START Data for analysis

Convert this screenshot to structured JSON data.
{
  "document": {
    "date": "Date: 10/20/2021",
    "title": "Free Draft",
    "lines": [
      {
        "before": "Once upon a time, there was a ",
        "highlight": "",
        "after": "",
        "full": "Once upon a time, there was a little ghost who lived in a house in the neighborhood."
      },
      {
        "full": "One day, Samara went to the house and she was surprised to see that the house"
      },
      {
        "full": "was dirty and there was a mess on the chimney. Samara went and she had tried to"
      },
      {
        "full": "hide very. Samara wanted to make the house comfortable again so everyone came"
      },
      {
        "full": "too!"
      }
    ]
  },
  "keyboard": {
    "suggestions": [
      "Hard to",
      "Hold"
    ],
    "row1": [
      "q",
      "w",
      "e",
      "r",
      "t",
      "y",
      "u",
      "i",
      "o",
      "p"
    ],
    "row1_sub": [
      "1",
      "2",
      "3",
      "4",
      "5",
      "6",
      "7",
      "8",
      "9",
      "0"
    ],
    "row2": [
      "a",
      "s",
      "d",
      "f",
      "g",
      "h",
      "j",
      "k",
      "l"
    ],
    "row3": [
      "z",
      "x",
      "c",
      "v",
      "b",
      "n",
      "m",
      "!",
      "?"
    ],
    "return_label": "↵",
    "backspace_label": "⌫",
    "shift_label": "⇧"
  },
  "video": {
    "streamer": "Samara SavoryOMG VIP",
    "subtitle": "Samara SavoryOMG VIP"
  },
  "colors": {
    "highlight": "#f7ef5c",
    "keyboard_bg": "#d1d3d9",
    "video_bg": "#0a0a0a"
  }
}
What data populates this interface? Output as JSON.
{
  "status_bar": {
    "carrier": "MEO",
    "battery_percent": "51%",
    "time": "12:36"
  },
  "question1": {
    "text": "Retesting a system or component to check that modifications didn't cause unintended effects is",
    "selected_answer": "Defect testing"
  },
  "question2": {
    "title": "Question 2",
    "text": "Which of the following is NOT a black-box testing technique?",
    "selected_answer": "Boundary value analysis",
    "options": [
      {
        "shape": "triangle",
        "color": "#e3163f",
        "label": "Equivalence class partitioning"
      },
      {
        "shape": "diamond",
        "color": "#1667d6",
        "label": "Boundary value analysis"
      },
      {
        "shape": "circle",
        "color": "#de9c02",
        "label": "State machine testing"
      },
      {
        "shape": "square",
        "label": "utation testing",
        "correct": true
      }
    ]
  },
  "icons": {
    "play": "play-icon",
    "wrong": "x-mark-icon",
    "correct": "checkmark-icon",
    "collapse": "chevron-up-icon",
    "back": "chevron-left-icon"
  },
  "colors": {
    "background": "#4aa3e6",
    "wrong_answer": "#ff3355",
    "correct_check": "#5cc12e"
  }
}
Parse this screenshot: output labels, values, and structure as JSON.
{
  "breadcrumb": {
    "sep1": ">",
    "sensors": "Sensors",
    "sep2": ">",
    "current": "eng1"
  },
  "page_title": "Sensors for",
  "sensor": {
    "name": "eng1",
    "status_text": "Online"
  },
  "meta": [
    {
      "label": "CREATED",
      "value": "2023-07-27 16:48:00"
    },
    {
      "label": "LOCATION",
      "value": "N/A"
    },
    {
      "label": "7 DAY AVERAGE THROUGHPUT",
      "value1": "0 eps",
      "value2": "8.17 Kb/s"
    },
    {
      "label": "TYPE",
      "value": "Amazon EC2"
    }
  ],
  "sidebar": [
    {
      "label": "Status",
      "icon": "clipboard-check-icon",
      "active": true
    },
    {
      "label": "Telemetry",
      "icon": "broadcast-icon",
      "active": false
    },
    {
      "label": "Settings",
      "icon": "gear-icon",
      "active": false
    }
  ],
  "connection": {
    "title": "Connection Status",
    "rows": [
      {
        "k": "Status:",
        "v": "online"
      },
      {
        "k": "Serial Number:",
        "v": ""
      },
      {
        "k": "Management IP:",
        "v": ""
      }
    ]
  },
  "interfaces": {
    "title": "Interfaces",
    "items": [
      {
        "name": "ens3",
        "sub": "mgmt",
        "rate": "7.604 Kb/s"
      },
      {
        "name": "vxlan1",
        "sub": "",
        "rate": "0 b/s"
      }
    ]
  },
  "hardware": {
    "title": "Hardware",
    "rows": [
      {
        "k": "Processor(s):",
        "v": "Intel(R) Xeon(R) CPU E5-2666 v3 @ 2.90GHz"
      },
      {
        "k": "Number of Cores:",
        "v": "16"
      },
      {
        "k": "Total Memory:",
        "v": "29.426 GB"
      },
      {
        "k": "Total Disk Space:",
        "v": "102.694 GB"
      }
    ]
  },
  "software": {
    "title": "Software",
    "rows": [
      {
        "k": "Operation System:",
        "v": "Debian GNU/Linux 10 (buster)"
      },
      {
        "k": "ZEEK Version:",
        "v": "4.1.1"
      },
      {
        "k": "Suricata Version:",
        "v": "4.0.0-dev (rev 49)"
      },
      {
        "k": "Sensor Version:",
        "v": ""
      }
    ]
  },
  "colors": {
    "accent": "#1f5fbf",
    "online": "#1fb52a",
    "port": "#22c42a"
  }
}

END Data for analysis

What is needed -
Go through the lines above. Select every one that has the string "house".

Answer to the exercise -
        "full": "Once upon a time, there was a little ghost who lived in a house in the neighborhood."
        "full": "One day, Samara went to the house and she was surprised to see that the house"
        "full": "hide very. Samara wanted to make the house comfortable again so everyone came"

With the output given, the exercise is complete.